*Prompt*: All records must be quoted exactly. Omit the pictures.

*Input records*:

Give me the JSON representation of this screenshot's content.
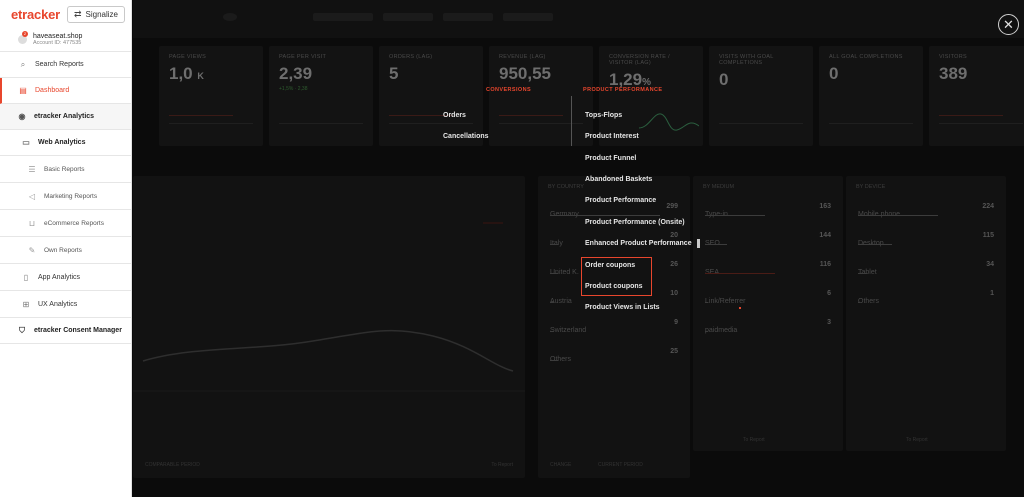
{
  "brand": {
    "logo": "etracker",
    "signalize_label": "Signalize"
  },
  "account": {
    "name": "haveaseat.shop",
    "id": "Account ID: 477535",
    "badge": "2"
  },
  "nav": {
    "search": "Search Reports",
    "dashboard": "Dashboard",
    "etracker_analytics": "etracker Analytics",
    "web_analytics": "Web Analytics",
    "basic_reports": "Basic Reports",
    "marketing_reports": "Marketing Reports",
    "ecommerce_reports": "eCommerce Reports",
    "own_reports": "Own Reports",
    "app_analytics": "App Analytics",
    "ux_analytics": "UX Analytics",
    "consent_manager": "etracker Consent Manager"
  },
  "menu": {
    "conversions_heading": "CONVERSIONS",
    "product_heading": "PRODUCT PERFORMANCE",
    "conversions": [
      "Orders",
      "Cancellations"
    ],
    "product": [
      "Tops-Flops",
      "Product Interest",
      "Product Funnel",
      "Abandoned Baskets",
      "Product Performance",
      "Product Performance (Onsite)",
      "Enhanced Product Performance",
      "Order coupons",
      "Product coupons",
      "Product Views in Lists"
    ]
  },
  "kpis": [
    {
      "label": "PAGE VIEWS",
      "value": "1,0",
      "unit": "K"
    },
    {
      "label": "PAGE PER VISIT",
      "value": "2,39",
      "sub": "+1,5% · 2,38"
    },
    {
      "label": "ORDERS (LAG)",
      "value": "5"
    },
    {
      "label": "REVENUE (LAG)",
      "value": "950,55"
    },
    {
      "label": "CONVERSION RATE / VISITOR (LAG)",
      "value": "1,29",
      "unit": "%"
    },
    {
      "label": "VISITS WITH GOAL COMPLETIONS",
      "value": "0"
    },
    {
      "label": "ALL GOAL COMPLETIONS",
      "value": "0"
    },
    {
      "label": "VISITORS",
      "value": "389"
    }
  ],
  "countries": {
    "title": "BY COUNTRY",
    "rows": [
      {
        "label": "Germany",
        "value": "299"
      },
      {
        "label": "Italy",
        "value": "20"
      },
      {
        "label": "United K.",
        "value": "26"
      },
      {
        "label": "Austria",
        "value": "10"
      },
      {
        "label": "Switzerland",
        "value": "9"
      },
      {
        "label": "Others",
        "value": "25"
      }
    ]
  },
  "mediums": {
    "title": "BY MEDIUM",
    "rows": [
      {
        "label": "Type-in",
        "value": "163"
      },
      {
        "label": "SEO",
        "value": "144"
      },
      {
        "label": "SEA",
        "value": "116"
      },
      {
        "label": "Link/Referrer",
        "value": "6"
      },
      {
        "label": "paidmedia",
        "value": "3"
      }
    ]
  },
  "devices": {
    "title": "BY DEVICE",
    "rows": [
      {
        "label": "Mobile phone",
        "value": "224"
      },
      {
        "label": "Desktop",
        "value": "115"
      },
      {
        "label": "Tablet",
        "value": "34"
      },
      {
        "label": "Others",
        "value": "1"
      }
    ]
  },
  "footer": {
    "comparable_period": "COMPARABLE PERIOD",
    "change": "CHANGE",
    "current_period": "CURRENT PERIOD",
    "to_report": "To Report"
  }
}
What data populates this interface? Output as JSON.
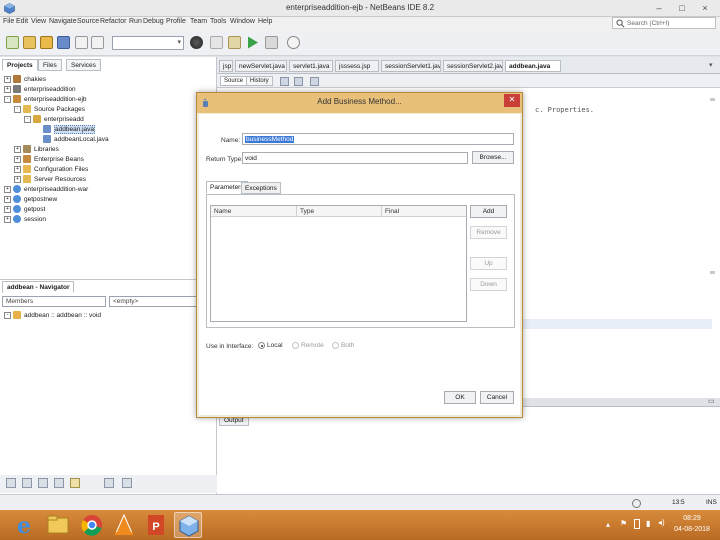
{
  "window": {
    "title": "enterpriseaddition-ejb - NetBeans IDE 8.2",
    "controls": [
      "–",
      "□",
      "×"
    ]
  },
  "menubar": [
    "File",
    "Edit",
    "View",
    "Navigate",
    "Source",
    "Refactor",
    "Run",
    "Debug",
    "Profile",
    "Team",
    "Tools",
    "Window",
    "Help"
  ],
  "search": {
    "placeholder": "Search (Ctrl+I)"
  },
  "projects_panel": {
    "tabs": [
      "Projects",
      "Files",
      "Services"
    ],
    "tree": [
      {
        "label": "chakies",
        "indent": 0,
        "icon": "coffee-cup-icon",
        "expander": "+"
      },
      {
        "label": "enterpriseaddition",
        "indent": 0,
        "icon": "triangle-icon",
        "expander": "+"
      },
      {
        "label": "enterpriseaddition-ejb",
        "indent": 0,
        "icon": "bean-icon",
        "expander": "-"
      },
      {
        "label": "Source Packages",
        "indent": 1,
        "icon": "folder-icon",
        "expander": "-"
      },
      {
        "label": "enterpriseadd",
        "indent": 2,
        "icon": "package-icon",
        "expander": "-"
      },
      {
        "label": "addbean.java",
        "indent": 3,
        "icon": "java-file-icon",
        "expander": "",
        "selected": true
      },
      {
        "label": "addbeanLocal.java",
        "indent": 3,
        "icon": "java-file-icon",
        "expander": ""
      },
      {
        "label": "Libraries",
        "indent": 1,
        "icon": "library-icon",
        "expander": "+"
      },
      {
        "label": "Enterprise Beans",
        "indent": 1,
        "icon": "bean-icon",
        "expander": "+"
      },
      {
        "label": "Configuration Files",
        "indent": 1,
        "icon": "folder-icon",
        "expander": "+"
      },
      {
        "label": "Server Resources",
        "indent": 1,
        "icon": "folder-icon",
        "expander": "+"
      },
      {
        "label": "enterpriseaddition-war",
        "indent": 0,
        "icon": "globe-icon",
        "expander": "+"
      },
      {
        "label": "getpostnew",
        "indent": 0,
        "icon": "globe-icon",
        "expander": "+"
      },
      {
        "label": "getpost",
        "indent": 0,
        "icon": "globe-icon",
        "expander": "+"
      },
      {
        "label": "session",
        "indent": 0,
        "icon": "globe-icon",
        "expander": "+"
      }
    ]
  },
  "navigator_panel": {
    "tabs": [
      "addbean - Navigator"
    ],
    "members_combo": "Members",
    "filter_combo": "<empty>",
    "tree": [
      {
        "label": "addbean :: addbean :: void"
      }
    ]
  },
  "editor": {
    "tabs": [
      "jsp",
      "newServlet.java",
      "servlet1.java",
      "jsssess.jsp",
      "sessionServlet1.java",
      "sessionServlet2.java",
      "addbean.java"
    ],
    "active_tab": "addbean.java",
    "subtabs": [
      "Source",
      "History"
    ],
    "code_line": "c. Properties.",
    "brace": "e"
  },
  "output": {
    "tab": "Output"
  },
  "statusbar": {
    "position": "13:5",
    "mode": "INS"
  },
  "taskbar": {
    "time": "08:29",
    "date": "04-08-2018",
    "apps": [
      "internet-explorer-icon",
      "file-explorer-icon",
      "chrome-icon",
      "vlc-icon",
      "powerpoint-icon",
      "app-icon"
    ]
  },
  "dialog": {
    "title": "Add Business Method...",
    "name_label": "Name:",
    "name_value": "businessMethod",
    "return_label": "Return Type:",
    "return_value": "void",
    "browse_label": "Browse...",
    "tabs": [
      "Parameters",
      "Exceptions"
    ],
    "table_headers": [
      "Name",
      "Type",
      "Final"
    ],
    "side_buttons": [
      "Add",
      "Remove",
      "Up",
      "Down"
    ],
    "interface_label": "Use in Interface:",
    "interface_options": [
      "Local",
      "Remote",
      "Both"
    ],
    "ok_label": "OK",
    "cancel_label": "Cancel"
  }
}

*Answer below*:
Give me the JSON representation of this screenshot's content.
{
  "brand": {
    "logo": "etracker",
    "signalize_label": "Signalize"
  },
  "account": {
    "name": "haveaseat.shop",
    "id": "Account ID: 477535",
    "badge": "2"
  },
  "nav": {
    "search": "Search Reports",
    "dashboard": "Dashboard",
    "etracker_analytics": "etracker Analytics",
    "web_analytics": "Web Analytics",
    "basic_reports": "Basic Reports",
    "marketing_reports": "Marketing Reports",
    "ecommerce_reports": "eCommerce Reports",
    "own_reports": "Own Reports",
    "app_analytics": "App Analytics",
    "ux_analytics": "UX Analytics",
    "consent_manager": "etracker Consent Manager"
  },
  "menu": {
    "conversions_heading": "CONVERSIONS",
    "product_heading": "PRODUCT PERFORMANCE",
    "conversions": [
      "Orders",
      "Cancellations"
    ],
    "product": [
      "Tops-Flops",
      "Product Interest",
      "Product Funnel",
      "Abandoned Baskets",
      "Product Performance",
      "Product Performance (Onsite)",
      "Enhanced Product Performance",
      "Order coupons",
      "Product coupons",
      "Product Views in Lists"
    ]
  },
  "kpis": [
    {
      "label": "PAGE VIEWS",
      "value": "1,0",
      "unit": "K"
    },
    {
      "label": "PAGE PER VISIT",
      "value": "2,39",
      "sub": "+1,5% · 2,38"
    },
    {
      "label": "ORDERS (LAG)",
      "value": "5"
    },
    {
      "label": "REVENUE (LAG)",
      "value": "950,55"
    },
    {
      "label": "CONVERSION RATE / VISITOR (LAG)",
      "value": "1,29",
      "unit": "%"
    },
    {
      "label": "VISITS WITH GOAL COMPLETIONS",
      "value": "0"
    },
    {
      "label": "ALL GOAL COMPLETIONS",
      "value": "0"
    },
    {
      "label": "VISITORS",
      "value": "389"
    }
  ],
  "countries": {
    "title": "BY COUNTRY",
    "rows": [
      {
        "label": "Germany",
        "value": "299"
      },
      {
        "label": "Italy",
        "value": "20"
      },
      {
        "label": "United K.",
        "value": "26"
      },
      {
        "label": "Austria",
        "value": "10"
      },
      {
        "label": "Switzerland",
        "value": "9"
      },
      {
        "label": "Others",
        "value": "25"
      }
    ]
  },
  "mediums": {
    "title": "BY MEDIUM",
    "rows": [
      {
        "label": "Type-in",
        "value": "163"
      },
      {
        "label": "SEO",
        "value": "144"
      },
      {
        "label": "SEA",
        "value": "116"
      },
      {
        "label": "Link/Referrer",
        "value": "6"
      },
      {
        "label": "paidmedia",
        "value": "3"
      }
    ]
  },
  "devices": {
    "title": "BY DEVICE",
    "rows": [
      {
        "label": "Mobile phone",
        "value": "224"
      },
      {
        "label": "Desktop",
        "value": "115"
      },
      {
        "label": "Tablet",
        "value": "34"
      },
      {
        "label": "Others",
        "value": "1"
      }
    ]
  },
  "footer": {
    "comparable_period": "COMPARABLE PERIOD",
    "change": "CHANGE",
    "current_period": "CURRENT PERIOD",
    "to_report": "To Report"
  }
}
What data populates this interface? Output as JSON.
{
  "window": {
    "title": "enterpriseaddition-ejb - NetBeans IDE 8.2",
    "controls": [
      "–",
      "□",
      "×"
    ]
  },
  "menubar": [
    "File",
    "Edit",
    "View",
    "Navigate",
    "Source",
    "Refactor",
    "Run",
    "Debug",
    "Profile",
    "Team",
    "Tools",
    "Window",
    "Help"
  ],
  "search": {
    "placeholder": "Search (Ctrl+I)"
  },
  "projects_panel": {
    "tabs": [
      "Projects",
      "Files",
      "Services"
    ],
    "tree": [
      {
        "label": "chakies",
        "indent": 0,
        "icon": "coffee-cup-icon",
        "expander": "+"
      },
      {
        "label": "enterpriseaddition",
        "indent": 0,
        "icon": "triangle-icon",
        "expander": "+"
      },
      {
        "label": "enterpriseaddition-ejb",
        "indent": 0,
        "icon": "bean-icon",
        "expander": "-"
      },
      {
        "label": "Source Packages",
        "indent": 1,
        "icon": "folder-icon",
        "expander": "-"
      },
      {
        "label": "enterpriseadd",
        "indent": 2,
        "icon": "package-icon",
        "expander": "-"
      },
      {
        "label": "addbean.java",
        "indent": 3,
        "icon": "java-file-icon",
        "expander": "",
        "selected": true
      },
      {
        "label": "addbeanLocal.java",
        "indent": 3,
        "icon": "java-file-icon",
        "expander": ""
      },
      {
        "label": "Libraries",
        "indent": 1,
        "icon": "library-icon",
        "expander": "+"
      },
      {
        "label": "Enterprise Beans",
        "indent": 1,
        "icon": "bean-icon",
        "expander": "+"
      },
      {
        "label": "Configuration Files",
        "indent": 1,
        "icon": "folder-icon",
        "expander": "+"
      },
      {
        "label": "Server Resources",
        "indent": 1,
        "icon": "folder-icon",
        "expander": "+"
      },
      {
        "label": "enterpriseaddition-war",
        "indent": 0,
        "icon": "globe-icon",
        "expander": "+"
      },
      {
        "label": "getpostnew",
        "indent": 0,
        "icon": "globe-icon",
        "expander": "+"
      },
      {
        "label": "getpost",
        "indent": 0,
        "icon": "globe-icon",
        "expander": "+"
      },
      {
        "label": "session",
        "indent": 0,
        "icon": "globe-icon",
        "expander": "+"
      }
    ]
  },
  "navigator_panel": {
    "tabs": [
      "addbean - Navigator"
    ],
    "members_combo": "Members",
    "filter_combo": "<empty>",
    "tree": [
      {
        "label": "addbean :: addbean :: void"
      }
    ]
  },
  "editor": {
    "tabs": [
      "jsp",
      "newServlet.java",
      "servlet1.java",
      "jsssess.jsp",
      "sessionServlet1.java",
      "sessionServlet2.java",
      "addbean.java"
    ],
    "active_tab": "addbean.java",
    "subtabs": [
      "Source",
      "History"
    ],
    "code_line": "c. Properties.",
    "brace": "e"
  },
  "output": {
    "tab": "Output"
  },
  "statusbar": {
    "position": "13:5",
    "mode": "INS"
  },
  "taskbar": {
    "time": "08:29",
    "date": "04-08-2018",
    "apps": [
      "internet-explorer-icon",
      "file-explorer-icon",
      "chrome-icon",
      "vlc-icon",
      "powerpoint-icon",
      "app-icon"
    ]
  },
  "dialog": {
    "title": "Add Business Method...",
    "name_label": "Name:",
    "name_value": "businessMethod",
    "return_label": "Return Type:",
    "return_value": "void",
    "browse_label": "Browse...",
    "tabs": [
      "Parameters",
      "Exceptions"
    ],
    "table_headers": [
      "Name",
      "Type",
      "Final"
    ],
    "side_buttons": [
      "Add",
      "Remove",
      "Up",
      "Down"
    ],
    "interface_label": "Use in Interface:",
    "interface_options": [
      "Local",
      "Remote",
      "Both"
    ],
    "ok_label": "OK",
    "cancel_label": "Cancel"
  }
}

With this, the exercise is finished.